The Data Is In: Women Give Differently Than Do Men

We developed The Ella Nash Society newsletter to focus on the special gifts of time, expertise, personal connections, and assets that shape women’s philanthropy. Our goal is to provide educational information to help Allegheny alumnae and female parents and friends make informed decisions about their own philanthropy. (Hello, male readers. We appreciate your interest!) Why a women-centered newsletter? With unprecedented access to education, fulfilling careers, and financial resources, women have become a powerful force for change and growth in the nonprofit sector —and the way that they give can dramatically differ from men.

Women’s philanthropy initiatives were established in the U.S. about three decades ago.
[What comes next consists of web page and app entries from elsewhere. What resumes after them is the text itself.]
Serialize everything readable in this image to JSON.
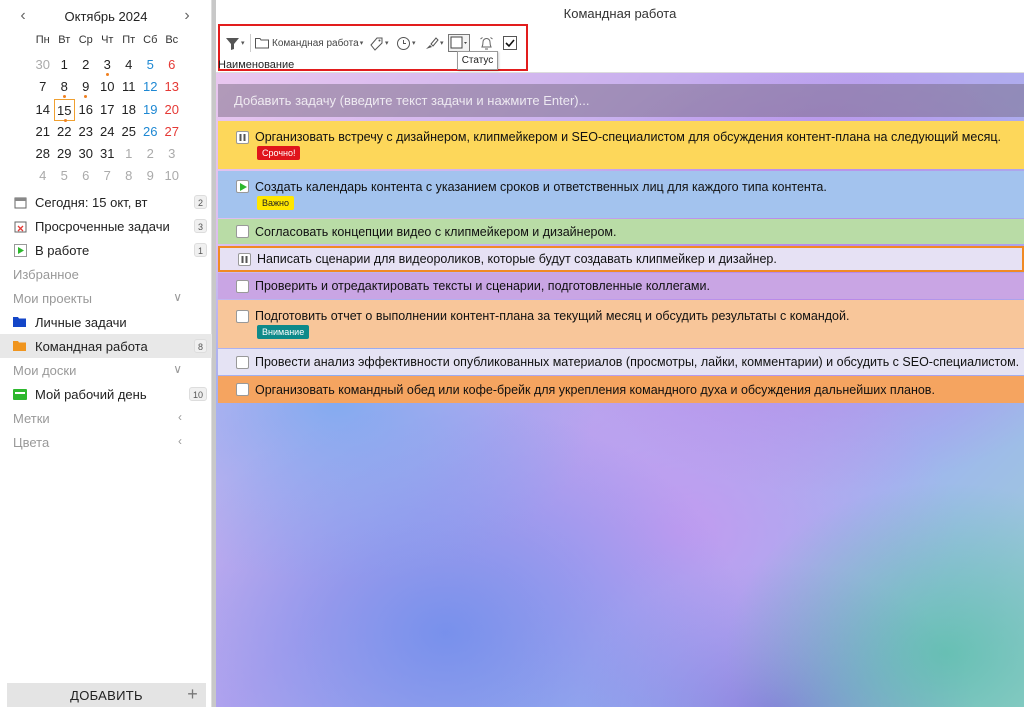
{
  "calendar": {
    "title": "Октябрь 2024",
    "prev": "‹",
    "next": "›",
    "weekdays": [
      "Пн",
      "Вт",
      "Ср",
      "Чт",
      "Пт",
      "Сб",
      "Вс"
    ],
    "weeks": [
      [
        "30",
        "1",
        "2",
        "3",
        "4",
        "5",
        "6"
      ],
      [
        "7",
        "8",
        "9",
        "10",
        "11",
        "12",
        "13"
      ],
      [
        "14",
        "15",
        "16",
        "17",
        "18",
        "19",
        "20"
      ],
      [
        "21",
        "22",
        "23",
        "24",
        "25",
        "26",
        "27"
      ],
      [
        "28",
        "29",
        "30",
        "31",
        "1",
        "2",
        "3"
      ],
      [
        "4",
        "5",
        "6",
        "7",
        "8",
        "9",
        "10"
      ]
    ],
    "today": "15"
  },
  "nav": {
    "today": {
      "label": "Сегодня: 15 окт, вт",
      "count": "2"
    },
    "overdue": {
      "label": "Просроченные задачи",
      "count": "3"
    },
    "in_progress": {
      "label": "В работе",
      "count": "1"
    },
    "favorites": "Избранное",
    "my_projects": "Мои проекты",
    "personal": "Личные задачи",
    "team": {
      "label": "Командная работа",
      "count": "8"
    },
    "my_boards": "Мои доски",
    "workday": {
      "label": "Мой рабочий день",
      "count": "10"
    },
    "tags": "Метки",
    "colors": "Цвета"
  },
  "add_button": "ДОБАВИТЬ",
  "add_plus": "+",
  "main": {
    "title": "Командная работа",
    "toolbar": {
      "project": "Командная работа",
      "tooltip": "Статус"
    },
    "column_header": "Наименование",
    "add_task_placeholder": "Добавить задачу (введите текст задачи и нажмите Enter)..."
  },
  "tasks": [
    {
      "text": "Организовать встречу с дизайнером, клипмейкером и SEO-специалистом для обсуждения контент-плана на следующий месяц.",
      "tag": "Срочно!",
      "status": "paused",
      "color": "#fdd75a",
      "tag_bg": "#e0141b",
      "tag_fg": "#ffffff"
    },
    {
      "text": "Создать календарь контента с указанием сроков и ответственных лиц для каждого типа контента.",
      "tag": "Важно",
      "status": "running",
      "color": "#a3c3ee",
      "tag_bg": "#ffe600",
      "tag_fg": "#222222"
    },
    {
      "text": "Согласовать концепции видео с клипмейкером и дизайнером.",
      "tag": "",
      "status": "todo",
      "color": "#b9dca6"
    },
    {
      "text": "Написать сценарии для видеороликов, которые будут создавать клипмейкер и дизайнер.",
      "tag": "",
      "status": "paused",
      "color": "#e6e1f4",
      "selected": true
    },
    {
      "text": "Проверить и отредактировать тексты и сценарии, подготовленные коллегами.",
      "tag": "",
      "status": "todo",
      "color": "#c9a5e4"
    },
    {
      "text": "Подготовить отчет о выполнении контент-плана за текущий месяц и обсудить результаты с командой.",
      "tag": "Внимание",
      "status": "todo",
      "color": "#f8c69a",
      "tag_bg": "#0e8a8a",
      "tag_fg": "#ffffff"
    },
    {
      "text": "Провести анализ эффективности опубликованных материалов (просмотры, лайки, комментарии) и обсудить с SEO-специалистом.",
      "tag": "",
      "status": "todo",
      "color": "#e5e3f4"
    },
    {
      "text": "Организовать командный обед или кофе-брейк для укрепления командного духа и обсуждения дальнейших планов.",
      "tag": "",
      "status": "todo",
      "color": "#f5a460"
    }
  ]
}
The first program in higher education was started at the University of Wisconsin in 1988 by Sondra Shaw-Hardy and Martha Taylor, who later wrote Women & Philanthropy: Boldly Shaping a Better World (2010). Shaw-Hardy and Taylor were the first academics to study contemporary women and philanthropy. They and others have identified key characteristics of women’s giving:
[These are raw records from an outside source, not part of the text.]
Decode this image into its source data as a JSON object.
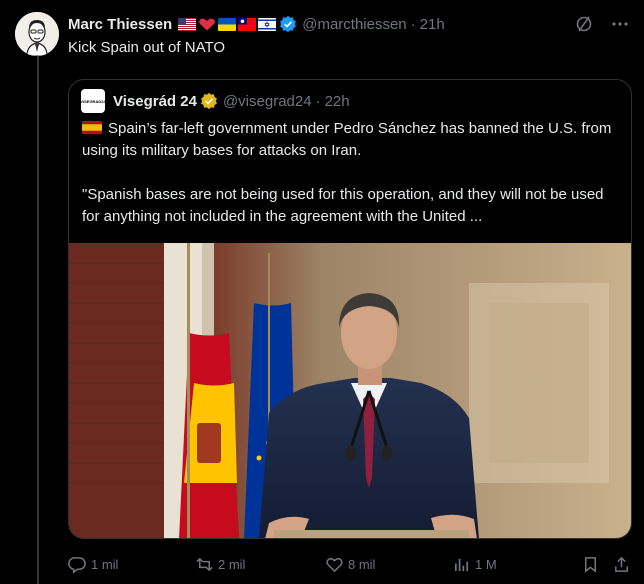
{
  "post": {
    "author_name": "Marc Thiessen",
    "author_handle": "@marcthiessen",
    "separator": "·",
    "time": "21h",
    "text": "Kick Spain out of NATO",
    "flags": [
      "us-flag",
      "red-heart",
      "ukraine-flag",
      "taiwan-flag",
      "israel-flag"
    ]
  },
  "quote": {
    "author_name": "Visegrád 24",
    "author_handle": "@visegrad24",
    "separator": "·",
    "time": "22h",
    "avatar_text": "VISEGRAD24",
    "line1": "Spain’s far-left government under Pedro Sánchez has banned the U.S. from using its military bases for attacks on Iran.",
    "line2": "\"Spanish bases are not being used for this operation, and they will not be used for anything not included in the agreement with the United ..."
  },
  "actions": {
    "replies": "1 mil",
    "reposts": "2 mil",
    "likes": "8 mil",
    "views": "1 M"
  },
  "colors": {
    "background": "#000000",
    "text": "#e7e9ea",
    "muted": "#71767b",
    "border": "#2f3336",
    "verified_blue": "#1d9bf0",
    "verified_gold": "#e2b719"
  }
}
  • Philanthropy is personal. Women generally like to be engaged with the organizations they support, and they value the personal relationships that they develop.
  • Women often learn about opportunities for volunteering and financially supporting organizations  through other women. 
  • Relationships, trust, and “doing good” are more important motivators to women than are income tax considerations and peer pressure.
  • Women like to collaborate and leverage their funds, making gifts collectively with others for greater impact.
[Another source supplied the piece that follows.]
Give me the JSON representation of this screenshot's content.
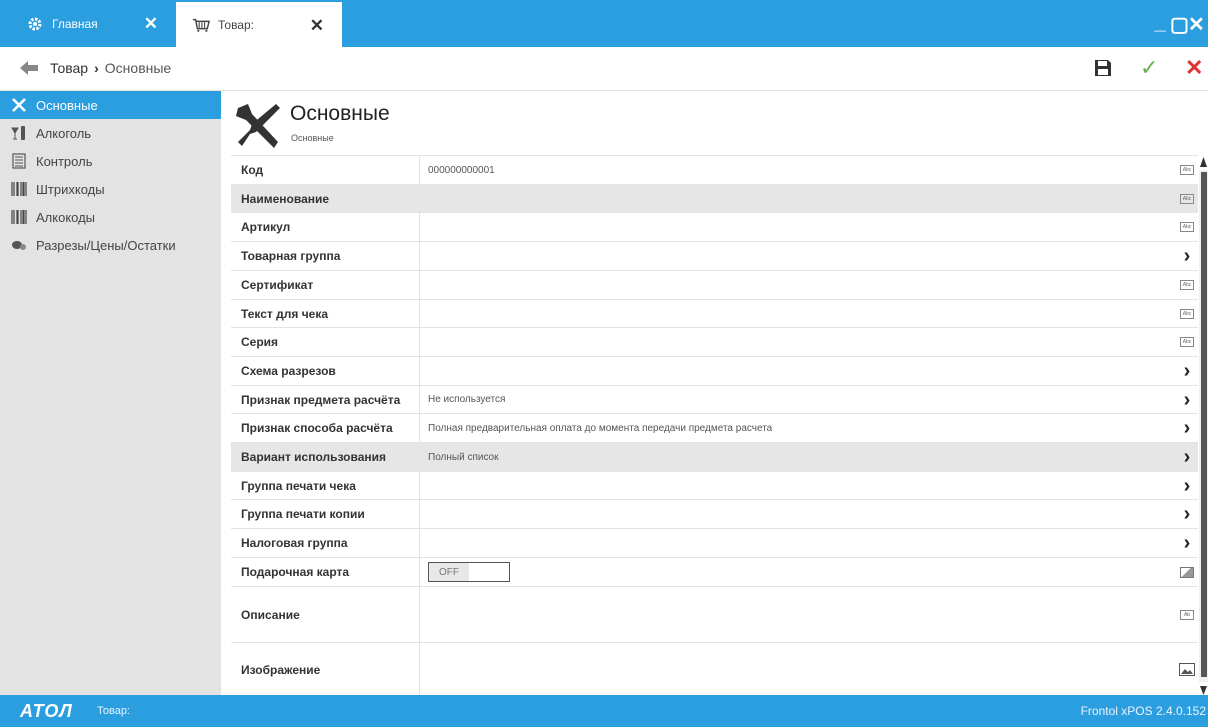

Research is also showing that across income levels and generations, women are more likely to give, and to give more, than their male counterparts. 

We have also found this to be true at Allegheny when comparing giving data over a recent five-year period for single male and female donors. We found that:

  • There were 1.5 women donors to every one male donor overall
  • Double the number of women supported the Annual Fund or documented bequest intentions 
  • The ratio of women to men funding charitable gift annuities and trusts was almost 3:1
  • And single women’s lifetime giving was double that of single men

A predicted historic transfer of wealth to women from parents and spouses is occurring now, and economists predict that about $59 trillion in assets will pass from Baby Boomers to their children over the next 25 years. Boston College’s Center on Wealth and Philanthropy estimates that women will inherit 70 percent of this so-called Great Wealth Transfer. Women currently control more than half of the wealth in the U.S. ($14 trillion) and could control two-thirds or more of it by 2030 as a result of the transfer.

You likely have, or will have, opportunities to influence charitable gifts, and it is important that you know how to best use your assets to do good. To learn more, contact Melissa Mencotti at (814) 332-6519, write us at, or visit our website at

Planning Tip

Writing a check or making a gift by using your credit card may not be the most advantageous way for you to support your favorite causes. Giving stocks and bonds, real estate, and other personal property that has grown in value since you got it will provide you with an immediate federal income tax deduction   and will eliminate your taxable gain on the amount that you give to charity. See “Ways to Give” at for more information.